#### Materials provided ####

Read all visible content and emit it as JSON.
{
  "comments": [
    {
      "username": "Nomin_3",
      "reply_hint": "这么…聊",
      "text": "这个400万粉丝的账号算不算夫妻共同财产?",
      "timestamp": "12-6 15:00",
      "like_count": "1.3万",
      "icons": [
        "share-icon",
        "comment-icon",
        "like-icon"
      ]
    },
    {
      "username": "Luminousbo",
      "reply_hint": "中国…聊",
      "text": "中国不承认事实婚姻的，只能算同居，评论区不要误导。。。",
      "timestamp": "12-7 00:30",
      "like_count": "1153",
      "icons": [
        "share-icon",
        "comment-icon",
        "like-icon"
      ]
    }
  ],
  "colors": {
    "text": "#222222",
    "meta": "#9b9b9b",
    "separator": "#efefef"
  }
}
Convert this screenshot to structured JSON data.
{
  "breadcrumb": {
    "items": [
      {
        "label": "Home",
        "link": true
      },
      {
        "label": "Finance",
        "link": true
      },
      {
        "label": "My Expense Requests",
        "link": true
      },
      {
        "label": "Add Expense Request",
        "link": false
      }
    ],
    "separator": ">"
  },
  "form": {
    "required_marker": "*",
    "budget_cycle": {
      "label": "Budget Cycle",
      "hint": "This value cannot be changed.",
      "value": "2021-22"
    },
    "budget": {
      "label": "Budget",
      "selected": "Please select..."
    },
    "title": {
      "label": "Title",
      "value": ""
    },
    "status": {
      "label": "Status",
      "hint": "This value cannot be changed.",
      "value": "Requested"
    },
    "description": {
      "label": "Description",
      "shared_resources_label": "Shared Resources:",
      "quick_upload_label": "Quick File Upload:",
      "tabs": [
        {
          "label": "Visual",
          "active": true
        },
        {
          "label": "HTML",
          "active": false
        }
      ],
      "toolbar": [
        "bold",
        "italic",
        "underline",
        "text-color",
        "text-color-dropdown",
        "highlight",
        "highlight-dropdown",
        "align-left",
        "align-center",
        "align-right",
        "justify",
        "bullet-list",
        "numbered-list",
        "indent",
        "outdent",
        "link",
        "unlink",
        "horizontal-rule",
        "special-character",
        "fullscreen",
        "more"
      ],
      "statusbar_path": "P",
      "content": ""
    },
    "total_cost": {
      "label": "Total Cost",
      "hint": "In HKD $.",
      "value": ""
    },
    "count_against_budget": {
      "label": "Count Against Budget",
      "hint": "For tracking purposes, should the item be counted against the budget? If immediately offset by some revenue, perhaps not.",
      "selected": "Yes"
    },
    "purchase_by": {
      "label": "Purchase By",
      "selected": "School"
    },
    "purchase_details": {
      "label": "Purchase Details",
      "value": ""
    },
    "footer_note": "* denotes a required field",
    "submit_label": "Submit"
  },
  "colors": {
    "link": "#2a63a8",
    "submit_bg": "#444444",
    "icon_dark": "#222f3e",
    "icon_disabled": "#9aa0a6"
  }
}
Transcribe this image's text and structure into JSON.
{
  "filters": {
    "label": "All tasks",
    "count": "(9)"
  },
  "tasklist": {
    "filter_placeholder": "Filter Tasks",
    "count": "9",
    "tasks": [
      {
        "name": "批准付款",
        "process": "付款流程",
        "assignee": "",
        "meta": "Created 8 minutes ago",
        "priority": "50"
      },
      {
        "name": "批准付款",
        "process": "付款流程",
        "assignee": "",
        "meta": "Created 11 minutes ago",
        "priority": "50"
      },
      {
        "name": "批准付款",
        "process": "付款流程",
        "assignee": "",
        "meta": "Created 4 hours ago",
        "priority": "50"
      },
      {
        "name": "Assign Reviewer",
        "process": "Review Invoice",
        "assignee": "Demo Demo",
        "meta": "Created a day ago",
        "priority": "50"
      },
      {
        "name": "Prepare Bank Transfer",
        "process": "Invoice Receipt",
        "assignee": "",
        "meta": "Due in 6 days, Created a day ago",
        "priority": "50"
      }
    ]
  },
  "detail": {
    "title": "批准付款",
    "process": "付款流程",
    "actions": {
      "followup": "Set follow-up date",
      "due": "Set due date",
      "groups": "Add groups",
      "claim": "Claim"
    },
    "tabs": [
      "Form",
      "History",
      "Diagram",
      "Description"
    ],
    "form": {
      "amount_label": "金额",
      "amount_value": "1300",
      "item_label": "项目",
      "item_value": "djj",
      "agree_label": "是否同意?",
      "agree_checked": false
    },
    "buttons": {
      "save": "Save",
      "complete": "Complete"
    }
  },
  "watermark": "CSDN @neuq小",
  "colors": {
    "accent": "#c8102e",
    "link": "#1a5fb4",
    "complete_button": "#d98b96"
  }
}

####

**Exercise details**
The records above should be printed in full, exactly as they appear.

**Response to the task**
Read all visible content and emit it as JSON.
{
  "comments": [
    {
      "username": "Nomin_3",
      "reply_hint": "这么…聊",
      "text": "这个400万粉丝的账号算不算夫妻共同财产?",
      "timestamp": "12-6 15:00",
      "like_count": "1.3万",
      "icons": [
        "share-icon",
        "comment-icon",
        "like-icon"
      ]
    },
    {
      "username": "Luminousbo",
      "reply_hint": "中国…聊",
      "text": "中国不承认事实婚姻的，只能算同居，评论区不要误导。。。",
      "timestamp": "12-7 00:30",
      "like_count": "1153",
      "icons": [
        "share-icon",
        "comment-icon",
        "like-icon"
      ]
    }
  ],
  "colors": {
    "text": "#222222",
    "meta": "#9b9b9b",
    "separator": "#efefef"
  }
}
Convert this screenshot to structured JSON data.
{
  "breadcrumb": {
    "items": [
      {
        "label": "Home",
        "link": true
      },
      {
        "label": "Finance",
        "link": true
      },
      {
        "label": "My Expense Requests",
        "link": true
      },
      {
        "label": "Add Expense Request",
        "link": false
      }
    ],
    "separator": ">"
  },
  "form": {
    "required_marker": "*",
    "budget_cycle": {
      "label": "Budget Cycle",
      "hint": "This value cannot be changed.",
      "value": "2021-22"
    },
    "budget": {
      "label": "Budget",
      "selected": "Please select..."
    },
    "title": {
      "label": "Title",
      "value": ""
    },
    "status": {
      "label": "Status",
      "hint": "This value cannot be changed.",
      "value": "Requested"
    },
    "description": {
      "label": "Description",
      "shared_resources_label": "Shared Resources:",
      "quick_upload_label": "Quick File Upload:",
      "tabs": [
        {
          "label": "Visual",
          "active": true
        },
        {
          "label": "HTML",
          "active": false
        }
      ],
      "toolbar": [
        "bold",
        "italic",
        "underline",
        "text-color",
        "text-color-dropdown",
        "highlight",
        "highlight-dropdown",
        "align-left",
        "align-center",
        "align-right",
        "justify",
        "bullet-list",
        "numbered-list",
        "indent",
        "outdent",
        "link",
        "unlink",
        "horizontal-rule",
        "special-character",
        "fullscreen",
        "more"
      ],
      "statusbar_path": "P",
      "content": ""
    },
    "total_cost": {
      "label": "Total Cost",
      "hint": "In HKD $.",
      "value": ""
    },
    "count_against_budget": {
      "label": "Count Against Budget",
      "hint": "For tracking purposes, should the item be counted against the budget? If immediately offset by some revenue, perhaps not.",
      "selected": "Yes"
    },
    "purchase_by": {
      "label": "Purchase By",
      "selected": "School"
    },
    "purchase_details": {
      "label": "Purchase Details",
      "value": ""
    },
    "footer_note": "* denotes a required field",
    "submit_label": "Submit"
  },
  "colors": {
    "link": "#2a63a8",
    "submit_bg": "#444444",
    "icon_dark": "#222f3e",
    "icon_disabled": "#9aa0a6"
  }
}
Transcribe this image's text and structure into JSON.
{
  "filters": {
    "label": "All tasks",
    "count": "(9)"
  },
  "tasklist": {
    "filter_placeholder": "Filter Tasks",
    "count": "9",
    "tasks": [
      {
        "name": "批准付款",
        "process": "付款流程",
        "assignee": "",
        "meta": "Created 8 minutes ago",
        "priority": "50"
      },
      {
        "name": "批准付款",
        "process": "付款流程",
        "assignee": "",
        "meta": "Created 11 minutes ago",
        "priority": "50"
      },
      {
        "name": "批准付款",
        "process": "付款流程",
        "assignee": "",
        "meta": "Created 4 hours ago",
        "priority": "50"
      },
      {
        "name": "Assign Reviewer",
        "process": "Review Invoice",
        "assignee": "Demo Demo",
        "meta": "Created a day ago",
        "priority": "50"
      },
      {
        "name": "Prepare Bank Transfer",
        "process": "Invoice Receipt",
        "assignee": "",
        "meta": "Due in 6 days, Created a day ago",
        "priority": "50"
      }
    ]
  },
  "detail": {
    "title": "批准付款",
    "process": "付款流程",
    "actions": {
      "followup": "Set follow-up date",
      "due": "Set due date",
      "groups": "Add groups",
      "claim": "Claim"
    },
    "tabs": [
      "Form",
      "History",
      "Diagram",
      "Description"
    ],
    "form": {
      "amount_label": "金额",
      "amount_value": "1300",
      "item_label": "项目",
      "item_value": "djj",
      "agree_label": "是否同意?",
      "agree_checked": false
    },
    "buttons": {
      "save": "Save",
      "complete": "Complete"
    }
  },
  "watermark": "CSDN @neuq小",
  "colors": {
    "accent": "#c8102e",
    "link": "#1a5fb4",
    "complete_button": "#d98b96"
  }
}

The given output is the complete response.